Many of you may have read this recent article in the New York Times:
The Times made a number of important points, but if you didn’t read closely, it would be easy to conclude that retail space is no longer viable—both for shoppers and investors. Not true.
First let’s look at the facts:
- Retail space is contracting. Over 7,700 stores totaling 115 million square feet are expected to close this year according to data provided by CoStar Advisory Services.
- Most retail closures will be in malls, which were struggling long before the pandemic pushed department stores like J.C. Penney and Neiman Marcus into bankruptcy.
- Over 170 million square feet of Class A office space is expected to come online this year and next according to the CoStar data.
- Also according to CoStar, less than 60% of that space has been leased, well below the historical average of 74 percent.
- The American Hotels & Lodging Association said nearly one fourth of U.S. hotels face possible foreclosure as owners fall behind on loans.
As the Times rightly pointed out, it’s important to remember that a lot of the oversupply in commercial real estate was happening before the pandemic. For example, the shift to e-commerce had already caused more than 10,200 stores to close in 2019, according to CoStar. The Times also pointed out that companies were already cutting back on office space well before the pandemic—especially in high-priced major cities. A key driver of that trend is demographics. As younger generations become a larger proportion of the workforce, their familiarity and comfort with technology makes working remotely increasingly more possible.
Case in point, Moody’s Analytics said average office space per worker had fallen to 127 square feet by 2019, from nearly 300 square feet per employee in the 1980s. To me, that implies acres of cubicles, instead of rows of private offices. Even with that backdrop, 30% to 40% of that space goes unused on a typical workday.
As one CRE expert told the Times, “For the real estate community, this represents a moment in time to think about current assets, how they’re being used and what future options might be.”
I actually find that statement encouraging.
Take retail.

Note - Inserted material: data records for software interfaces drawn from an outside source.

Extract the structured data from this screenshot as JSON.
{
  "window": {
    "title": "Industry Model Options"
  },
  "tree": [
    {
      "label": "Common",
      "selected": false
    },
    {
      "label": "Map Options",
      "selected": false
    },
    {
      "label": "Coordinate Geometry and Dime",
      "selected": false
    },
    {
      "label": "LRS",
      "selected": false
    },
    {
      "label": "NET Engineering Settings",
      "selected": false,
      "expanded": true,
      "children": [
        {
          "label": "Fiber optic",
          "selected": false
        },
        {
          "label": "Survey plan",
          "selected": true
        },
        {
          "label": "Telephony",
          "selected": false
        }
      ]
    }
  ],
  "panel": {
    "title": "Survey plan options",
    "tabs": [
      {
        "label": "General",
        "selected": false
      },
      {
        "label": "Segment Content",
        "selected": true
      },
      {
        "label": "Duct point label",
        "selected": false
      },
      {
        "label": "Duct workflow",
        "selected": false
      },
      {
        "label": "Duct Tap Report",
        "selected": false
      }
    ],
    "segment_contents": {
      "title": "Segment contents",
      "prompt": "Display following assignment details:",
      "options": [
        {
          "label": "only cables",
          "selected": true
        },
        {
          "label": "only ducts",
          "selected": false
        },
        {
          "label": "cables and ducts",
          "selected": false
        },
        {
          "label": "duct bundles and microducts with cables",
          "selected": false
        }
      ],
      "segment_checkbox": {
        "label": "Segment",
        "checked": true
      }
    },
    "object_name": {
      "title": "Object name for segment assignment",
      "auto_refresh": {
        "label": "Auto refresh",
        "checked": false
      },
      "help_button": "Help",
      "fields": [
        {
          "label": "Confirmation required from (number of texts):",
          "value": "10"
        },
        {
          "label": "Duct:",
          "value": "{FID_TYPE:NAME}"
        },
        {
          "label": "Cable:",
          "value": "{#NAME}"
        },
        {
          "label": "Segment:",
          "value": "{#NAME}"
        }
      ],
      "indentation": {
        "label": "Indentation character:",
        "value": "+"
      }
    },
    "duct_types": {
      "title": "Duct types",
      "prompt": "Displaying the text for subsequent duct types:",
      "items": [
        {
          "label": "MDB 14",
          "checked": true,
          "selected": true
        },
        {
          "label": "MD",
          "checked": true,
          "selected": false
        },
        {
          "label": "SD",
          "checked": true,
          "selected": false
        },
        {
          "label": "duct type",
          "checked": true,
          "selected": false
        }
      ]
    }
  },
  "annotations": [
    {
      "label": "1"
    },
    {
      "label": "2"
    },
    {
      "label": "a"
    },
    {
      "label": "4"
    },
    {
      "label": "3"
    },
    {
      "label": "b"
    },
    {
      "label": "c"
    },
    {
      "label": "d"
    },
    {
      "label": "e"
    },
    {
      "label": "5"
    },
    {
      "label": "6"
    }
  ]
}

Brick and mortar buildings will always be needed, but their use is changing. The shopping experience and how it relates to work/life balance has become the new model that developers and owners need to embrace. I would have liked the Times to drill into this more.

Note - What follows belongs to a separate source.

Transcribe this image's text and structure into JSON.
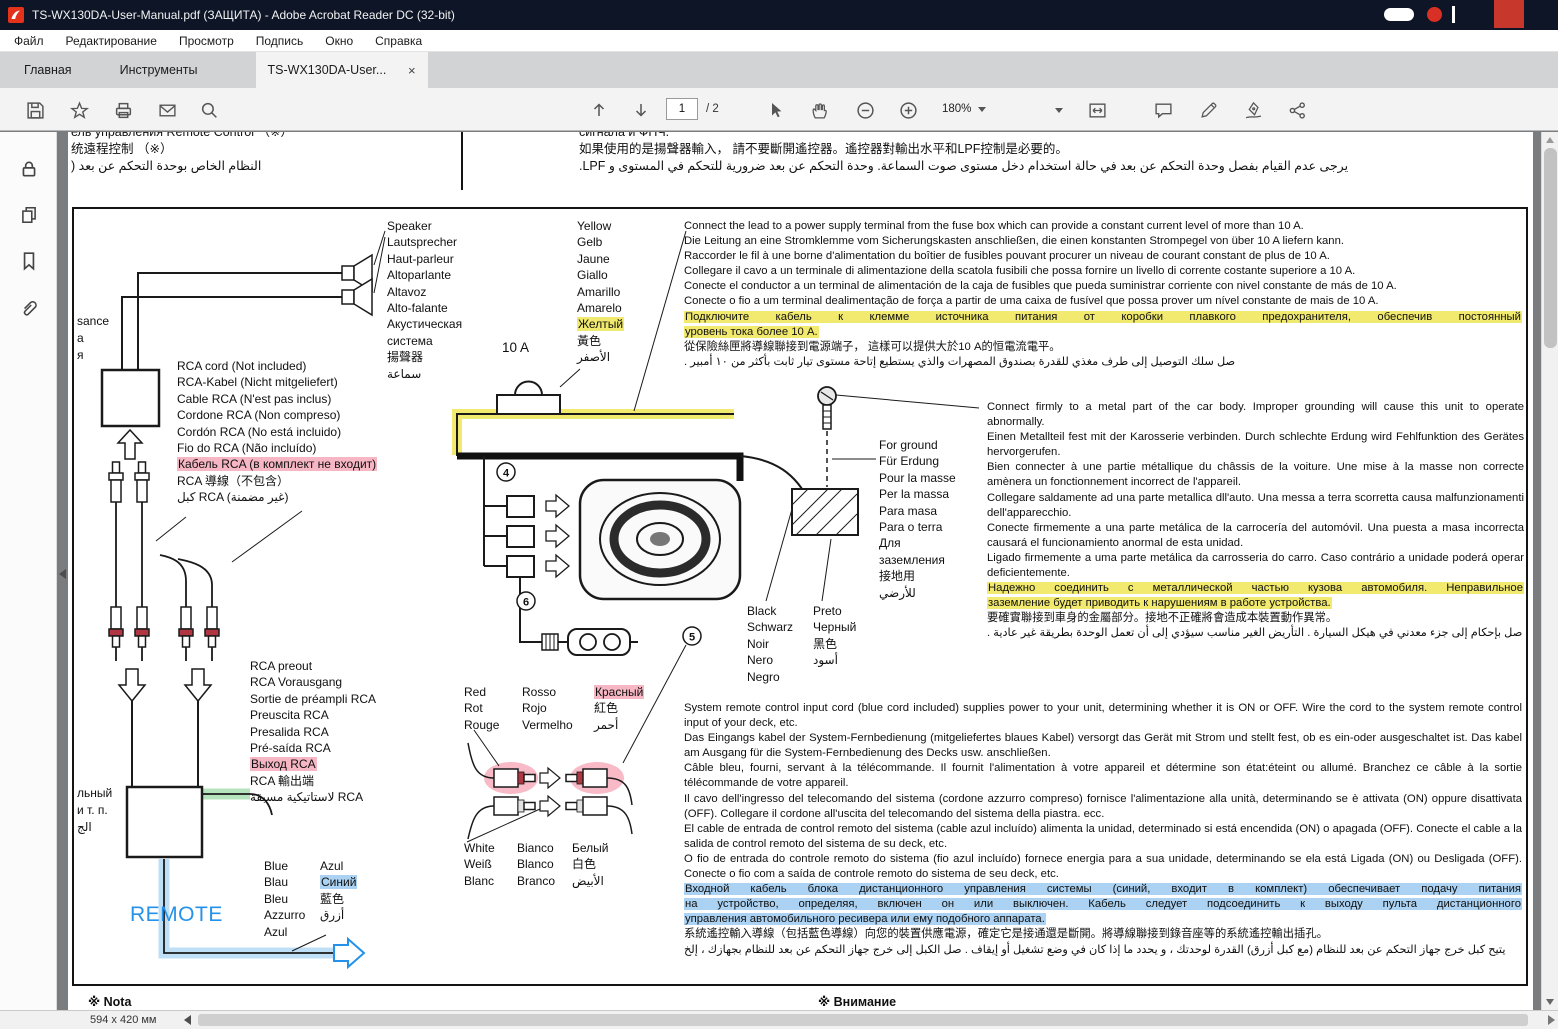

Retail + Entertainment = Retail tainment
Living in the shadows of the second largest shopping mall in America, I remember when mega-malls first became popular. The customer experience was all about going to the mall for “retail-tainment.” Shopping
wasn’t just about purchasing things you needed; it was about being entertained, being seen and keeping current with the latest trends.
Now that model has shifted online as consumers take advantage of free shipping, free returns, and trying clothes on at home. People still go to retail centers to eat, work out and relax. But, when they want to purchase things like clothing, they tend to gravitate towards specialty boutique stores with brands that they know and trust.
Retail centers should now think about converting to entertainment centers and cluster the personal services that people want AND need, such as beauty salons, restaurants and the more recent phenomenon of urgent care providers. Additionally, people want to live near where they work and where they play.
Gyms and workout centers were once shunned by landlords. The perception was that those customers would only go to the gym, take up parking spaces and not visit other tenants of the property. Those same gyms are now called lifestyle centers and are now embraced as they drive traffic to a location. Has anyone noticed how workout clothing has become accepted while running errands? And as people’s work life has shifted from commuting to telecommuting, workers are spending more time at home and want more services and entertainment options closer to where they live.
Developers and owners would do well to incorporate the entertainment component (i.e. boutique retail, restaurants and entertainment venues), with outdoor space, green space, dog parks, etc. to continue to attract new residents.
We see the retail-tainment concept again and again in proposals being submitted for the Penn’s Landing project along the Delaware River in Philadelphia. One development group is proposing a new arena for the NBA’s Philadelphia 76ers as part of their plan to develop over seven acres of waterfront.
I see this as the future of commercial real estate, not the end of it.
If you or someone close to you has concerns about their real estate holdings in their portfolio (or wants to put some recent gains to work), please don’t hesitate to reach out.